*** Dataset content ***

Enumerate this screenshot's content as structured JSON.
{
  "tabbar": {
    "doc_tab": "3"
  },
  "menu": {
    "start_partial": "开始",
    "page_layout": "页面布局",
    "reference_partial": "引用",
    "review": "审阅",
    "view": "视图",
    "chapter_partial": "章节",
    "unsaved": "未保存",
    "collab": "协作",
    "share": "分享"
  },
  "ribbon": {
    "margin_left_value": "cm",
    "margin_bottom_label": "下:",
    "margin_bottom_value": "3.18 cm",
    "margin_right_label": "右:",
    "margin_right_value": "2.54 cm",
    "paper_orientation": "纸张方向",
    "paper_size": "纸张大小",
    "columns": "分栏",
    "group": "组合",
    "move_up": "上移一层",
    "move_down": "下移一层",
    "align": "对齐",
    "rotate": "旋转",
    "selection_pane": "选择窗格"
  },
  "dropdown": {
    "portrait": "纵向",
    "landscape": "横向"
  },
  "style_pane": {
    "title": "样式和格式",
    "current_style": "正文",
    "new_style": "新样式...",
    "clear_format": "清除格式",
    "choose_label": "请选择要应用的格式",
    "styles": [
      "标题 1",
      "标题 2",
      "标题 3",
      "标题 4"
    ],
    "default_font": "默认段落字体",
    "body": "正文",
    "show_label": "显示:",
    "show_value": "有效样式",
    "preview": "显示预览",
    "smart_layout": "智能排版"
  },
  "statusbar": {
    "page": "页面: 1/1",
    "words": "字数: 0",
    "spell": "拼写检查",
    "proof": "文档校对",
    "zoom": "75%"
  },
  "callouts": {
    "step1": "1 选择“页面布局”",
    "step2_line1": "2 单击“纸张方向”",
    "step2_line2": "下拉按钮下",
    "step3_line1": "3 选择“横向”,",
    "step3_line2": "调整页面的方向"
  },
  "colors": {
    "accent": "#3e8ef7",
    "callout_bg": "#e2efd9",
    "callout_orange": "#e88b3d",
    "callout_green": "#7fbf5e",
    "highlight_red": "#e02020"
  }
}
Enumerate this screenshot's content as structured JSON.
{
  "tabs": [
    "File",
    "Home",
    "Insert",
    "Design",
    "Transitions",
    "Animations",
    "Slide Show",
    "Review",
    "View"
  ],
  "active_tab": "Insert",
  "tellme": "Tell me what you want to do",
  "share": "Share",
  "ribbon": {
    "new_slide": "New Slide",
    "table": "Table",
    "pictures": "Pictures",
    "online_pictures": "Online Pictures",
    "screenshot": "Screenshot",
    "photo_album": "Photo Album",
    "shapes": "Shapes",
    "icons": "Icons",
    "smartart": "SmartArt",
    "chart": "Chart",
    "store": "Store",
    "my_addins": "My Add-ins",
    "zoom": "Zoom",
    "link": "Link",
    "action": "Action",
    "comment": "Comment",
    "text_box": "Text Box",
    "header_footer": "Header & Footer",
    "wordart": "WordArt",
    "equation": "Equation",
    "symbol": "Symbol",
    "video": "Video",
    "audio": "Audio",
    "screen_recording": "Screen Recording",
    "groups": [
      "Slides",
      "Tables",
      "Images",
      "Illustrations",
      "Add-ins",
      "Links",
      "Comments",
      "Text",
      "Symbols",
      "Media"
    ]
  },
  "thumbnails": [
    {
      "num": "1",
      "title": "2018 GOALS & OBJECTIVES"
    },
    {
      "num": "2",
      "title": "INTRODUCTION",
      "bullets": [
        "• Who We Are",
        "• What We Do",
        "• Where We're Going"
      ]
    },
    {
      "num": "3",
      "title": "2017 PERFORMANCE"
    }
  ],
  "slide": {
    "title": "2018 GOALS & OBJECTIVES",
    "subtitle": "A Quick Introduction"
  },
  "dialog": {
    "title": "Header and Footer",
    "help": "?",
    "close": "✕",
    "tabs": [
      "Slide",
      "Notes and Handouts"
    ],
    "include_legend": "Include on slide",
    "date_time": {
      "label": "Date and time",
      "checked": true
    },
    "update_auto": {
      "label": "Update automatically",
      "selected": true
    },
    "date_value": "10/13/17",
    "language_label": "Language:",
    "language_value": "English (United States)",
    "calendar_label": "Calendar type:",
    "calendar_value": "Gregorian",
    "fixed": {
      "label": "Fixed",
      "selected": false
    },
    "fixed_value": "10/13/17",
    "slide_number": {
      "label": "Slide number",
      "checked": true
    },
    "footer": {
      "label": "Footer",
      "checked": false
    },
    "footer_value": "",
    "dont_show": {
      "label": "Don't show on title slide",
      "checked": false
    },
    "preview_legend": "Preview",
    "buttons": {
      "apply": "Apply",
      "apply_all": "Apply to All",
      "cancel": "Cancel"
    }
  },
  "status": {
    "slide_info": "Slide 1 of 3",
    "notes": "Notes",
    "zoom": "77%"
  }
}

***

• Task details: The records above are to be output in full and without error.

• Exercise result:
Enumerate this screenshot's content as structured JSON.
{
  "tabbar": {
    "doc_tab": "3"
  },
  "menu": {
    "start_partial": "开始",
    "page_layout": "页面布局",
    "reference_partial": "引用",
    "review": "审阅",
    "view": "视图",
    "chapter_partial": "章节",
    "unsaved": "未保存",
    "collab": "协作",
    "share": "分享"
  },
  "ribbon": {
    "margin_left_value": "cm",
    "margin_bottom_label": "下:",
    "margin_bottom_value": "3.18 cm",
    "margin_right_label": "右:",
    "margin_right_value": "2.54 cm",
    "paper_orientation": "纸张方向",
    "paper_size": "纸张大小",
    "columns": "分栏",
    "group": "组合",
    "move_up": "上移一层",
    "move_down": "下移一层",
    "align": "对齐",
    "rotate": "旋转",
    "selection_pane": "选择窗格"
  },
  "dropdown": {
    "portrait": "纵向",
    "landscape": "横向"
  },
  "style_pane": {
    "title": "样式和格式",
    "current_style": "正文",
    "new_style": "新样式...",
    "clear_format": "清除格式",
    "choose_label": "请选择要应用的格式",
    "styles": [
      "标题 1",
      "标题 2",
      "标题 3",
      "标题 4"
    ],
    "default_font": "默认段落字体",
    "body": "正文",
    "show_label": "显示:",
    "show_value": "有效样式",
    "preview": "显示预览",
    "smart_layout": "智能排版"
  },
  "statusbar": {
    "page": "页面: 1/1",
    "words": "字数: 0",
    "spell": "拼写检查",
    "proof": "文档校对",
    "zoom": "75%"
  },
  "callouts": {
    "step1": "1 选择“页面布局”",
    "step2_line1": "2 单击“纸张方向”",
    "step2_line2": "下拉按钮下",
    "step3_line1": "3 选择“横向”,",
    "step3_line2": "调整页面的方向"
  },
  "colors": {
    "accent": "#3e8ef7",
    "callout_bg": "#e2efd9",
    "callout_orange": "#e88b3d",
    "callout_green": "#7fbf5e",
    "highlight_red": "#e02020"
  }
}
Enumerate this screenshot's content as structured JSON.
{
  "tabs": [
    "File",
    "Home",
    "Insert",
    "Design",
    "Transitions",
    "Animations",
    "Slide Show",
    "Review",
    "View"
  ],
  "active_tab": "Insert",
  "tellme": "Tell me what you want to do",
  "share": "Share",
  "ribbon": {
    "new_slide": "New Slide",
    "table": "Table",
    "pictures": "Pictures",
    "online_pictures": "Online Pictures",
    "screenshot": "Screenshot",
    "photo_album": "Photo Album",
    "shapes": "Shapes",
    "icons": "Icons",
    "smartart": "SmartArt",
    "chart": "Chart",
    "store": "Store",
    "my_addins": "My Add-ins",
    "zoom": "Zoom",
    "link": "Link",
    "action": "Action",
    "comment": "Comment",
    "text_box": "Text Box",
    "header_footer": "Header & Footer",
    "wordart": "WordArt",
    "equation": "Equation",
    "symbol": "Symbol",
    "video": "Video",
    "audio": "Audio",
    "screen_recording": "Screen Recording",
    "groups": [
      "Slides",
      "Tables",
      "Images",
      "Illustrations",
      "Add-ins",
      "Links",
      "Comments",
      "Text",
      "Symbols",
      "Media"
    ]
  },
  "thumbnails": [
    {
      "num": "1",
      "title": "2018 GOALS & OBJECTIVES"
    },
    {
      "num": "2",
      "title": "INTRODUCTION",
      "bullets": [
        "• Who We Are",
        "• What We Do",
        "• Where We're Going"
      ]
    },
    {
      "num": "3",
      "title": "2017 PERFORMANCE"
    }
  ],
  "slide": {
    "title": "2018 GOALS & OBJECTIVES",
    "subtitle": "A Quick Introduction"
  },
  "dialog": {
    "title": "Header and Footer",
    "help": "?",
    "close": "✕",
    "tabs": [
      "Slide",
      "Notes and Handouts"
    ],
    "include_legend": "Include on slide",
    "date_time": {
      "label": "Date and time",
      "checked": true
    },
    "update_auto": {
      "label": "Update automatically",
      "selected": true
    },
    "date_value": "10/13/17",
    "language_label": "Language:",
    "language_value": "English (United States)",
    "calendar_label": "Calendar type:",
    "calendar_value": "Gregorian",
    "fixed": {
      "label": "Fixed",
      "selected": false
    },
    "fixed_value": "10/13/17",
    "slide_number": {
      "label": "Slide number",
      "checked": true
    },
    "footer": {
      "label": "Footer",
      "checked": false
    },
    "footer_value": "",
    "dont_show": {
      "label": "Don't show on title slide",
      "checked": false
    },
    "preview_legend": "Preview",
    "buttons": {
      "apply": "Apply",
      "apply_all": "Apply to All",
      "cancel": "Cancel"
    }
  },
  "status": {
    "slide_info": "Slide 1 of 3",
    "notes": "Notes",
    "zoom": "77%"
  }
}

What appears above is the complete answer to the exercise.